Material for the task:
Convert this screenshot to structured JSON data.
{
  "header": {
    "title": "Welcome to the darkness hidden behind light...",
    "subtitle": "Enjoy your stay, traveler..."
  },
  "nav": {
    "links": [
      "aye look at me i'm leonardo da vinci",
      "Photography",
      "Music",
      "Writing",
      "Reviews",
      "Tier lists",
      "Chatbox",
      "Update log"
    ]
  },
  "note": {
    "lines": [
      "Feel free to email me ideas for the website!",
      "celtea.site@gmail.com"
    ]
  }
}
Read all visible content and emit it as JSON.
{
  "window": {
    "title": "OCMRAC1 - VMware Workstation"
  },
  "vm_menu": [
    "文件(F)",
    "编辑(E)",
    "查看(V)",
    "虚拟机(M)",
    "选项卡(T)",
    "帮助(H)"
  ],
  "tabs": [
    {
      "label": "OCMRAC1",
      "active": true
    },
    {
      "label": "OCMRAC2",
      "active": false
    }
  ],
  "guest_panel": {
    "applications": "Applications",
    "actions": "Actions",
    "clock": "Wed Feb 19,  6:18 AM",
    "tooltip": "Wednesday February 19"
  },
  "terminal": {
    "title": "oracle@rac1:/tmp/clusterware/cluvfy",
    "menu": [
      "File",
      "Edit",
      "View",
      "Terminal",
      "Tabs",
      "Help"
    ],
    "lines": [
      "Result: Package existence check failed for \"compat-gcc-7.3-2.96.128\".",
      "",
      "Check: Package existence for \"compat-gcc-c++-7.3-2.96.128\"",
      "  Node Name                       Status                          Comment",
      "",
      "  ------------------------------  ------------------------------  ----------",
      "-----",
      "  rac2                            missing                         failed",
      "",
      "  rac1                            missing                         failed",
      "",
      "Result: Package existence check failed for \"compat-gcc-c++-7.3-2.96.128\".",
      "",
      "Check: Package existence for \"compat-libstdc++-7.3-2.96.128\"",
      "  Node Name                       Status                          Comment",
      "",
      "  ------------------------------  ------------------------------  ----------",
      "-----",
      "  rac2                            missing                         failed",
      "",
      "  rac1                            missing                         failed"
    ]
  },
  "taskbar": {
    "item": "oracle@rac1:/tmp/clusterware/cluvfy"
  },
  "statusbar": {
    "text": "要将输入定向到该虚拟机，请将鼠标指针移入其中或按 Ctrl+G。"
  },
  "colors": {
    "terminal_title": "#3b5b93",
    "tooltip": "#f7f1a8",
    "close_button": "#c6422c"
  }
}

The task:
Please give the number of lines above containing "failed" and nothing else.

Result below:
6